Due to the nature of addictions, there are quite a few popular myths regarding these diseases. Unfortunately, this misinformation could be keeping you from getting the professional treatment that you need from a drug rehab.
Prescription painkiller addiction and abuse in the United States has been steadily increasing over the years. The number of Americans who abuse prescription painkillers is estimated to be at around 5.2 million.
It can be a little difficult to determine if someone you love suffers from painkiller addiction. In the event you learn a loved one is struggling with painkiller addiction, it’s best to encourage them to seek professional help at a drug treatment center.
For those who need a drug treatment center in Riverside, there are two main types of programs available: inpatient and outpatient. In many cases, people seeking treatment are highly encouraged to sign up for inpatient treatment.
Doctors have known for decades now that exercise and physical and mental wellness go hand-in-hand. People who exercise regularly are at a lower risk of detrimental conditions like heart disease, depression, and insomnia. However, it has only been in the last decade or so that doctors have been recommending that exercise be a central part of a high-quality drug and alcohol addiction program. Addicts and alcoholics who exercise during and after rehab have a greater chance of recovering fully and also benefit from the increased physical activity during their time in rehabilitation.
Drug addiction continues to plague hundreds of residents not only in the San Diego area, but in many other parts of the country as well. Despite the fact that drug abuse is a widespread problem, some people still tend to overlook its seriousness, which prevents addicts or those close to them from getting the help they need. Here are five of the top myths about drug abuse that may hinder efforts to seek drug rehab.
Myth #1: Drug abuse is only a problem that poor people experience.
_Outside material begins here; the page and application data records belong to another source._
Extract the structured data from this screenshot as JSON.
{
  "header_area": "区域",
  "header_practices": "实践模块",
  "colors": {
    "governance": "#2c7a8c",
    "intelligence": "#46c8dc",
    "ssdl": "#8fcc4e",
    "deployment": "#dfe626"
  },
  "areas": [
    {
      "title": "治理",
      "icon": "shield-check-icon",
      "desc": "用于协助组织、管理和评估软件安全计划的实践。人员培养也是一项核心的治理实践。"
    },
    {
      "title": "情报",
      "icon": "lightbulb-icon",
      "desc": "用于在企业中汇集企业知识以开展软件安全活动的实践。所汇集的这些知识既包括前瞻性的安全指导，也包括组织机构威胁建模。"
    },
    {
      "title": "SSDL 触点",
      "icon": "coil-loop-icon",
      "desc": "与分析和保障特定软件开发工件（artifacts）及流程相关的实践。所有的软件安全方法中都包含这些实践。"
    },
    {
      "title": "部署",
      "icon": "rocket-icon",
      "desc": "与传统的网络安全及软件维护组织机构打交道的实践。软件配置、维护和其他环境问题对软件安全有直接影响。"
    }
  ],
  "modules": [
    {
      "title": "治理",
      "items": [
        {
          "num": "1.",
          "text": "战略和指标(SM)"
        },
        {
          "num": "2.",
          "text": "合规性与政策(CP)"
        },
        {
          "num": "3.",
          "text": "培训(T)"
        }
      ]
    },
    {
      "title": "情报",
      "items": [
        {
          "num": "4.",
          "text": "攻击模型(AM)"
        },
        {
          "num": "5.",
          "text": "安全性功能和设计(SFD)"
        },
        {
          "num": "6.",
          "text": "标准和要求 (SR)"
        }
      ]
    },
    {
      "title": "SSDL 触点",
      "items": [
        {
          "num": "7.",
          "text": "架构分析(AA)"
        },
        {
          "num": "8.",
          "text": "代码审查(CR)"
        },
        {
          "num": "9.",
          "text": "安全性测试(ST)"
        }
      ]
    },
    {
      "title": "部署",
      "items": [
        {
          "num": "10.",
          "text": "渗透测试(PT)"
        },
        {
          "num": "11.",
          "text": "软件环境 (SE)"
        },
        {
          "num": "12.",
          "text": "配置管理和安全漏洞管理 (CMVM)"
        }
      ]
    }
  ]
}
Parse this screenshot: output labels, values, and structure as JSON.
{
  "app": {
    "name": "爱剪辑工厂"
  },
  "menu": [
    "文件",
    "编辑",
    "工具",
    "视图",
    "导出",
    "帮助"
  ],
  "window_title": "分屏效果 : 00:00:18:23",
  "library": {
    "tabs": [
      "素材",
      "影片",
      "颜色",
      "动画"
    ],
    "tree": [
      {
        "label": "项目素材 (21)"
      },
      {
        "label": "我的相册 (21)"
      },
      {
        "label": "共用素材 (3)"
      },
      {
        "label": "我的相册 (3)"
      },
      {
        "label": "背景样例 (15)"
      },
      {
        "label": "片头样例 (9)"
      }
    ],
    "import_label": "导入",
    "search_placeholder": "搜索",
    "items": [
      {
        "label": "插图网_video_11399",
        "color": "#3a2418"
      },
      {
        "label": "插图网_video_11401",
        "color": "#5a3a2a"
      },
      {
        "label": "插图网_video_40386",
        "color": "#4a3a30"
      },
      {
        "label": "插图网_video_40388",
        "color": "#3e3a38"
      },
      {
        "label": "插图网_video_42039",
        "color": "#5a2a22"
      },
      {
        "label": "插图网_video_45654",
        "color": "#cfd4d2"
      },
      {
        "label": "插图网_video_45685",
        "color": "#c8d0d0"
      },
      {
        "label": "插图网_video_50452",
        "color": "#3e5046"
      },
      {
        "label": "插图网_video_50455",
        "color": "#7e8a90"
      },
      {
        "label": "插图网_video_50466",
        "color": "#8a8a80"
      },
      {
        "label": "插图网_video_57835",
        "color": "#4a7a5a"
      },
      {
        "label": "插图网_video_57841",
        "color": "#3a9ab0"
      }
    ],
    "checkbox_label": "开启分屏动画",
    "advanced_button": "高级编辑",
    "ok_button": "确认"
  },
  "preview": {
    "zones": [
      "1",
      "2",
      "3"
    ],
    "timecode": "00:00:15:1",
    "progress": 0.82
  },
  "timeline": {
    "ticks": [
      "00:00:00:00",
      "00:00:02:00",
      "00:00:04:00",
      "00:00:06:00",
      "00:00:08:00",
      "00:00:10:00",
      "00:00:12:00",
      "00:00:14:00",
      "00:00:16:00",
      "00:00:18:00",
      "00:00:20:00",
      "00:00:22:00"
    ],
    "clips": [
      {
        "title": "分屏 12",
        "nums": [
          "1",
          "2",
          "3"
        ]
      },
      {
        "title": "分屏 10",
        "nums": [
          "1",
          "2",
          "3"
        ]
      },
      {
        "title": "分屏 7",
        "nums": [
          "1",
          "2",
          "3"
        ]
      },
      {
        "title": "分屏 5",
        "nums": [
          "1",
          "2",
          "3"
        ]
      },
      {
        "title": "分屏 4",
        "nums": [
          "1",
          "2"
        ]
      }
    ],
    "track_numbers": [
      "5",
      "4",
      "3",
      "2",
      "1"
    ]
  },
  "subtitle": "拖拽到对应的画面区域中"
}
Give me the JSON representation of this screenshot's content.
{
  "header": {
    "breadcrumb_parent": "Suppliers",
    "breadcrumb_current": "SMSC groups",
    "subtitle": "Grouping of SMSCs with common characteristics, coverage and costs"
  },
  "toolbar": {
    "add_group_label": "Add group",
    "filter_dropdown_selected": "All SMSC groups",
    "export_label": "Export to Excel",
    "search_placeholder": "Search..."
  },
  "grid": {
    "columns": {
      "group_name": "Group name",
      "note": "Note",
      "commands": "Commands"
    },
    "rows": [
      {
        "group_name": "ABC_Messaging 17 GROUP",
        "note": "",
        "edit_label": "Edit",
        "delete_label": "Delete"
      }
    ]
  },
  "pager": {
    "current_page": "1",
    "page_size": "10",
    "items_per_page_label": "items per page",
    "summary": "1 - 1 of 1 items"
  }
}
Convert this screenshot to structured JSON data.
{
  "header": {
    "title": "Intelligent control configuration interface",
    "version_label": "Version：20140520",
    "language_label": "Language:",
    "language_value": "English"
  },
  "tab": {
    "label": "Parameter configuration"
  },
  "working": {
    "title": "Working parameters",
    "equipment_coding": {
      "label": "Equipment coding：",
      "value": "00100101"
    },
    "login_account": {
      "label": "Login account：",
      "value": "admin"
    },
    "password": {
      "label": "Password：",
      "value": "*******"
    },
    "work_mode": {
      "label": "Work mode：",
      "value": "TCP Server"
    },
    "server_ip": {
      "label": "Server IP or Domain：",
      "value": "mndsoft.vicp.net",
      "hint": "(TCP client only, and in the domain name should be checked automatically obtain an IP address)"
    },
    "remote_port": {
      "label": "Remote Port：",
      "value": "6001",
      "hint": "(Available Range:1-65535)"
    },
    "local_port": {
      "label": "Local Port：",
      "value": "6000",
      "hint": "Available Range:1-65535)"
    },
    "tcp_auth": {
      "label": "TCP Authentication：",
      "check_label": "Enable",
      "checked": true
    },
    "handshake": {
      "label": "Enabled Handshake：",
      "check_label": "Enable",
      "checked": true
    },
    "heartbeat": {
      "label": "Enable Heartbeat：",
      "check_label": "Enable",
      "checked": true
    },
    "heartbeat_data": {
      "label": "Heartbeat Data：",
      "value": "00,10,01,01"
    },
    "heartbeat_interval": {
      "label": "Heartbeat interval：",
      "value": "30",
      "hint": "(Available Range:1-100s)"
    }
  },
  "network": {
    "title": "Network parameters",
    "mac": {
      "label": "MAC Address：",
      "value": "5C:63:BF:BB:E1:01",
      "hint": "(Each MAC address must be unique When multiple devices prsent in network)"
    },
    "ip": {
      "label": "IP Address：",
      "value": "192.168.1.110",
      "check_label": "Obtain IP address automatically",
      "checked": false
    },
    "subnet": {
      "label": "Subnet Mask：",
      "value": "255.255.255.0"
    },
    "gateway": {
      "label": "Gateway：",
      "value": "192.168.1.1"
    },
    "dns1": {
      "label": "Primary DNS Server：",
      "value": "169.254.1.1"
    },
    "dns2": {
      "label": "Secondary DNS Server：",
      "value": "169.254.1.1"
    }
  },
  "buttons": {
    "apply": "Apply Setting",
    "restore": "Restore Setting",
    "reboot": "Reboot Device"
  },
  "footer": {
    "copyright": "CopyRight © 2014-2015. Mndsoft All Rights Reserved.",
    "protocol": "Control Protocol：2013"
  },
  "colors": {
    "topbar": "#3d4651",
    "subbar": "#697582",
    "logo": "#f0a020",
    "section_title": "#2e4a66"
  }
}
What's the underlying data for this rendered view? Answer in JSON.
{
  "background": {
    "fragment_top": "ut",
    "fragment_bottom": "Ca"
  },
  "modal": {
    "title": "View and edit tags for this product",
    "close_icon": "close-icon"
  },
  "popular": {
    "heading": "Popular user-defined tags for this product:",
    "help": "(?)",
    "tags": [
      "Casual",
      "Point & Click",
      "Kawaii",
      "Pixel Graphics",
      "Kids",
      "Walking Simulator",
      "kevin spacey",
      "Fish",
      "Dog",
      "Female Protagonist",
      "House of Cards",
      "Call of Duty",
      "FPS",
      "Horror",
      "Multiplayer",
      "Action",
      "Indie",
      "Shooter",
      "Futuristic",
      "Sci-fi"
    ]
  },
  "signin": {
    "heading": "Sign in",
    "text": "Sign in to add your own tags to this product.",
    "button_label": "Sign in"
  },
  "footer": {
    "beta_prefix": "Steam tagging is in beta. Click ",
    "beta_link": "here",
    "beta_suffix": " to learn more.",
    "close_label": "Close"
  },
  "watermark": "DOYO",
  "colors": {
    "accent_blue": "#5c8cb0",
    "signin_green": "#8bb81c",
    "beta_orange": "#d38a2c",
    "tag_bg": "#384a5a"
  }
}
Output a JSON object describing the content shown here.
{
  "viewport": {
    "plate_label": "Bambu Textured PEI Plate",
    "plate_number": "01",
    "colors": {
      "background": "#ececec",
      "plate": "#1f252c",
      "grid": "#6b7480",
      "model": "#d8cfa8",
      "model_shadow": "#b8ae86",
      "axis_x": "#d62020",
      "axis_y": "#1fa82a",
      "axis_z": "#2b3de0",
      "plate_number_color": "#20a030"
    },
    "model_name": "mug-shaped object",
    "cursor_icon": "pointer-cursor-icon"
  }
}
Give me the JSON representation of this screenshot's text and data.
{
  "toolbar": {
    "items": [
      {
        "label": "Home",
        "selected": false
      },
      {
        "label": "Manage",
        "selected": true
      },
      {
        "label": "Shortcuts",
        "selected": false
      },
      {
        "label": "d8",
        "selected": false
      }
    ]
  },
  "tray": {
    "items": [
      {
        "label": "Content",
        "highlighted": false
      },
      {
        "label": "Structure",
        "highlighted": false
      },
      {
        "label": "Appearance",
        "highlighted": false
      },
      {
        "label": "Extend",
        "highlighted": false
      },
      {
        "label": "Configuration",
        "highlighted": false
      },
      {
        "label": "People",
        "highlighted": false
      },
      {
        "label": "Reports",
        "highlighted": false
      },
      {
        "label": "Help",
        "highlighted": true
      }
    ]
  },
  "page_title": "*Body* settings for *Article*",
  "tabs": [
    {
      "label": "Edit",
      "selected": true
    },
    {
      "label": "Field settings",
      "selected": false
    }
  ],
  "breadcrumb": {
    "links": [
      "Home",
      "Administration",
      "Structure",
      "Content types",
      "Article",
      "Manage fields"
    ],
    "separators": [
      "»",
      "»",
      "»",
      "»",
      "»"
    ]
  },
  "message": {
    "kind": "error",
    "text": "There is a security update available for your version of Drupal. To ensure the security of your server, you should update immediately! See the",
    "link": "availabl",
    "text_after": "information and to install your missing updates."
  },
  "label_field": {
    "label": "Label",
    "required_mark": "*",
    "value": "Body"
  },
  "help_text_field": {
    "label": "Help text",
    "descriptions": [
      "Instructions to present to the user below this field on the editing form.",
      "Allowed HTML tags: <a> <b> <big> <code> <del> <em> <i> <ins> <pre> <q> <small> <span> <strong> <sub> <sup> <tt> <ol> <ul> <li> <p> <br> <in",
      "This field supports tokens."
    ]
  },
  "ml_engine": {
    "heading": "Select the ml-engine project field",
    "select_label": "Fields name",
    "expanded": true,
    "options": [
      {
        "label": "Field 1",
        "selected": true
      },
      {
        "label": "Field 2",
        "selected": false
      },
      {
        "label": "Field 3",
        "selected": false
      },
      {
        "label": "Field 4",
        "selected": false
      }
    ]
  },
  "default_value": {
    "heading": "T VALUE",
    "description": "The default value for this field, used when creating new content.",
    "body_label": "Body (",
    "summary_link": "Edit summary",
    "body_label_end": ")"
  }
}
In the eyes of some people, drug abuse is a problem that mostly affects poor and homeless people. The reality is that people from all socioeconomic levels can become addicted to drugs. Whether you are a professional athlete or a local school teacher, drugs can destroy your life.